Coach Management Strategies and Athletes’ Alcohol Use
A 2017 study published in Addiction Research & Theory examined the influence of college athletes’ perceptions of coaches on their alcohol consumption.
Results indicated that student athletes that perceived their head coaches as having higher concerned communication and lower conditional leniency related to athlete alcohol use was associated with less student alcohol consumption.
The authors recommended that commensurate education be provided to coaches to prevent and manage athlete alcohol consumption.
These results suggest that coaches should provide clear messages to their student athletes about the negative consequences alcohol use, particularly high-risk heavy and binge drinking and drinking driving, can have on their future athletic and academic careers, social problems, self-image and more.

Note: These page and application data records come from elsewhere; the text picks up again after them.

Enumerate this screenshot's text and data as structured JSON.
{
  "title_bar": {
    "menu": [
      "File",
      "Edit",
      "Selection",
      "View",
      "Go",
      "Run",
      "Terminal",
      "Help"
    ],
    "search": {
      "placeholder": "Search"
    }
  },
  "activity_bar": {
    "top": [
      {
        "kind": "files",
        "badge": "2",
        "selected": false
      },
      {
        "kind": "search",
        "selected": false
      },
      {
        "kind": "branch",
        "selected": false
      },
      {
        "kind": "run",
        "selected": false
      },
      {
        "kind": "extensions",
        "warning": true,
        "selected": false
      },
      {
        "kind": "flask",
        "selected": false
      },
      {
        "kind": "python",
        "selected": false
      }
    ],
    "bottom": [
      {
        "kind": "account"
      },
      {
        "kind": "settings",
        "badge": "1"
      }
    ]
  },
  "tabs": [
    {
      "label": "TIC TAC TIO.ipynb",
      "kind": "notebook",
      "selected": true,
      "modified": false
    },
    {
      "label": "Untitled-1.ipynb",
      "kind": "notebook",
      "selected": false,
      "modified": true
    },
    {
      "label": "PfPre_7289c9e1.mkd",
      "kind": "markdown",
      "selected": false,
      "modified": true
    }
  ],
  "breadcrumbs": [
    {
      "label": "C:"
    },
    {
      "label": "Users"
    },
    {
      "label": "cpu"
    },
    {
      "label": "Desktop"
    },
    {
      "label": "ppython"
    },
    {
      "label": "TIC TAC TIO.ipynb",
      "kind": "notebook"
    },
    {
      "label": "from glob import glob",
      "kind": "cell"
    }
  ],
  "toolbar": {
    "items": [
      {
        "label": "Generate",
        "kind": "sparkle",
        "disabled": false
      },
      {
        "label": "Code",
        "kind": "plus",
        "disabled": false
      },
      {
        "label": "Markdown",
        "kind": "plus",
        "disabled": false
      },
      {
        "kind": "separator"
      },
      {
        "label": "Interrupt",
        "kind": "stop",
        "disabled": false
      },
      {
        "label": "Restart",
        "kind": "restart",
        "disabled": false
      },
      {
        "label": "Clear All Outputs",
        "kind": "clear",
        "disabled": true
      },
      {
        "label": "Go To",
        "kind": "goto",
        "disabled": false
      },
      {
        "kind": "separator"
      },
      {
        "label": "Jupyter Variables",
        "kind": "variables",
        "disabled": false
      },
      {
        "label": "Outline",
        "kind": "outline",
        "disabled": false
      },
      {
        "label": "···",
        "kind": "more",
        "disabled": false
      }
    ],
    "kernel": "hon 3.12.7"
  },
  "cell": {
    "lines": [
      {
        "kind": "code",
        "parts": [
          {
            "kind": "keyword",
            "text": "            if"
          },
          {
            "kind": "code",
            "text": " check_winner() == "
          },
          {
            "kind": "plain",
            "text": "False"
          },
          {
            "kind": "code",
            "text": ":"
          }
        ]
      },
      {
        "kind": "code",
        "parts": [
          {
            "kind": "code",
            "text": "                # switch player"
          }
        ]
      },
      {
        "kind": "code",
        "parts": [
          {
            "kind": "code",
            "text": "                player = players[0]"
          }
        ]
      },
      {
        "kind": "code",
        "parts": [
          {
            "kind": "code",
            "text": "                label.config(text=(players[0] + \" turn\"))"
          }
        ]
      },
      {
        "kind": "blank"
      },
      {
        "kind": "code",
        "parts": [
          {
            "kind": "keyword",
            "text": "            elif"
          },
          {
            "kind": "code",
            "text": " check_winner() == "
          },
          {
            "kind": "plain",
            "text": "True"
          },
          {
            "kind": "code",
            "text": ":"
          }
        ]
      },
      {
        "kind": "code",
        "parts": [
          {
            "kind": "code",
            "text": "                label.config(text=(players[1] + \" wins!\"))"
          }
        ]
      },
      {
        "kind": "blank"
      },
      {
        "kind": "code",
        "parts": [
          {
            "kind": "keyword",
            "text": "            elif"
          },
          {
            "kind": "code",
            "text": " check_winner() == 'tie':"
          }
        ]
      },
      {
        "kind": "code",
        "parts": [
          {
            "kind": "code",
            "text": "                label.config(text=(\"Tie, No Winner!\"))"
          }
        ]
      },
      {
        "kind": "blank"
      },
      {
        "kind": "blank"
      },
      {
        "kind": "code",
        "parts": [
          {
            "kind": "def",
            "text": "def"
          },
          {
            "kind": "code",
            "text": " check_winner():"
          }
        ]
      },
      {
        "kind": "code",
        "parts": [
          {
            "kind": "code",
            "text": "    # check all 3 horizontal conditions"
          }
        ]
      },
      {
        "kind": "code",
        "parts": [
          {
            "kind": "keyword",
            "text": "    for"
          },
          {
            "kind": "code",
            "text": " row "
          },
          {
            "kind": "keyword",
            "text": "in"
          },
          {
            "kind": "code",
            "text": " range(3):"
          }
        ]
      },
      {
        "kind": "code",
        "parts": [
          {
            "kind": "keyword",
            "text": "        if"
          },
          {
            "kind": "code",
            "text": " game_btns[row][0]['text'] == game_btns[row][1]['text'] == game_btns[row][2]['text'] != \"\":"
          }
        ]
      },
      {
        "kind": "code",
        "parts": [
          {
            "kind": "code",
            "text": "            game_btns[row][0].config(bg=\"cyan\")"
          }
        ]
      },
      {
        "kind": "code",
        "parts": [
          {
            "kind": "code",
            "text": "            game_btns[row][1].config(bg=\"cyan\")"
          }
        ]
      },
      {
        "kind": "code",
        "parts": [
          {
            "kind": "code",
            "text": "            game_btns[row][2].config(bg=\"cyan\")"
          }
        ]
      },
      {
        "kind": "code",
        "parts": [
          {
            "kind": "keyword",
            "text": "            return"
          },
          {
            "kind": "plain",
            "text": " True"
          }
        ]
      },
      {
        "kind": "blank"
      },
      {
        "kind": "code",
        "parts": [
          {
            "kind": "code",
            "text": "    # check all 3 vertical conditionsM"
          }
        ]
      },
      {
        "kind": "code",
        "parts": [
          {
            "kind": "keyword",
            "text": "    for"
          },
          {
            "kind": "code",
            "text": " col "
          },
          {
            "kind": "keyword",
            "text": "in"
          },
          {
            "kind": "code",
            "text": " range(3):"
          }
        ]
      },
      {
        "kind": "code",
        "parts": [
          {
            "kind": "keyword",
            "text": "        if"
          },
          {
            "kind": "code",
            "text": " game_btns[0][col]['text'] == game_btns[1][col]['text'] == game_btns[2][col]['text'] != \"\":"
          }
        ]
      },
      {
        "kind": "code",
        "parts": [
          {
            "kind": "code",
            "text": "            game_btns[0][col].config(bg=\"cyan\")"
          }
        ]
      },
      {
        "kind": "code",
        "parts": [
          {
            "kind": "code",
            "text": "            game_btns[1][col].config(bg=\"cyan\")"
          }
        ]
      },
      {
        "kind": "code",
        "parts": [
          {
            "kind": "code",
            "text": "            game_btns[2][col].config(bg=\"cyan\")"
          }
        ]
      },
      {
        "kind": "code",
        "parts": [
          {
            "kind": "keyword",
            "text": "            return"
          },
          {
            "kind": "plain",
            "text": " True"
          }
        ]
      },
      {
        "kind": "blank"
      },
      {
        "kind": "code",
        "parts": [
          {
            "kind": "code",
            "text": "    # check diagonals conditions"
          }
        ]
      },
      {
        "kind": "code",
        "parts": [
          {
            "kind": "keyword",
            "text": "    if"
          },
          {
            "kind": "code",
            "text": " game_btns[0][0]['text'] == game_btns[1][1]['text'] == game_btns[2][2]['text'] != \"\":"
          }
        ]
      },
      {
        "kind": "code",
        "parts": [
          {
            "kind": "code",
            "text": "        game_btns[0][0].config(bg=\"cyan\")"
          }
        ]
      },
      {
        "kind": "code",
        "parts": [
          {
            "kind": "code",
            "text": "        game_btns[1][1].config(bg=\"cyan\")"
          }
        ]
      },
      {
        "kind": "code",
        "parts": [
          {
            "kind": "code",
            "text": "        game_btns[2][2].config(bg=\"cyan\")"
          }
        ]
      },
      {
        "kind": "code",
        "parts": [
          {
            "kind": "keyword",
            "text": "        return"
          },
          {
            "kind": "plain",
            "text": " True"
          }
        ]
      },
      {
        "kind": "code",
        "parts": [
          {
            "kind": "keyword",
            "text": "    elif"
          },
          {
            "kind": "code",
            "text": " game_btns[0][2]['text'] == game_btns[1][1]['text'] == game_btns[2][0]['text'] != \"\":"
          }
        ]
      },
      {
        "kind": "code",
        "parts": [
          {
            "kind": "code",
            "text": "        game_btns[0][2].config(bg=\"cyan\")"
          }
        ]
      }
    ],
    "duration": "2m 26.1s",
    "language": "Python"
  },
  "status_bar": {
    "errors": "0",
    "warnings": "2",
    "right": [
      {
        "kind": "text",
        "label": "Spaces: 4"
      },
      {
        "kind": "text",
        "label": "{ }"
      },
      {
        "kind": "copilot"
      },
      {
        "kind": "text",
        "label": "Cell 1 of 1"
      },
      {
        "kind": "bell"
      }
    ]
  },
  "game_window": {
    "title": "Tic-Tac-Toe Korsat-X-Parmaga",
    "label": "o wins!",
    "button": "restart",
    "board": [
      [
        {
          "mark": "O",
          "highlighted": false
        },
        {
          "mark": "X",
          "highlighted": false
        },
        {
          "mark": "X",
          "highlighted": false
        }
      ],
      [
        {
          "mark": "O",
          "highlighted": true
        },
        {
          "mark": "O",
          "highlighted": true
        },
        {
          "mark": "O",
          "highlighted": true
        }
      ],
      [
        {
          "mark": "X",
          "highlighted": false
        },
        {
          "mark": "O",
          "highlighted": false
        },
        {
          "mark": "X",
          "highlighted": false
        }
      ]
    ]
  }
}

Equally important is that coaches integrate negative messages with appealing positive communication about the benefits of engaging in actions that promote athletic and academic success and performance. These should include participating in regular physical activity and sports year-round, healthy nutrition, getting sufficient sleep, controlling stress, and regularly setting goals to avoid performance damaging substances while increasing performance enhancing habits.
It would be easier and more cost-effective if these communications were standardized and provided to students across all sports using an existing evidence-based substance use prevention program geared to sports and fitness.
One such program example is the scripted single-session InShape Prevention Plus Wellness intervention that uses screening, feedback and goal setting to motivate students to avoid substance use while increasing their performance and health promoting habits.
Alcohol and Drug Policy
The study results also suggest that coaches should both communicate and enforce student athlete policies regarding alcohol consumption in a clear, fair, and even-handed manner.
One strategy could be to have student athletes sign written alcohol and drug policies which clearly delineate specific consequences if broken.
These policies could be distributed at the beginning of each sport season, and revisited on a regular schedule several times throughout the year.
The broader implication of this study is that coaches of school, community and college sports should use clear communication about alcohol and drug use consequences for players, propose and support positive behavior alternatives, and discuss substance use expectations throughout the sport season to prevent alcohol and drug use problems and promote healthier and higher performing students and athletes.
Read the entire research abstract: http://www.tandfonline.com/doi/abs/10.1080/16066359.2017.1341976
Please share this important research report with others in your area and state. Thank you!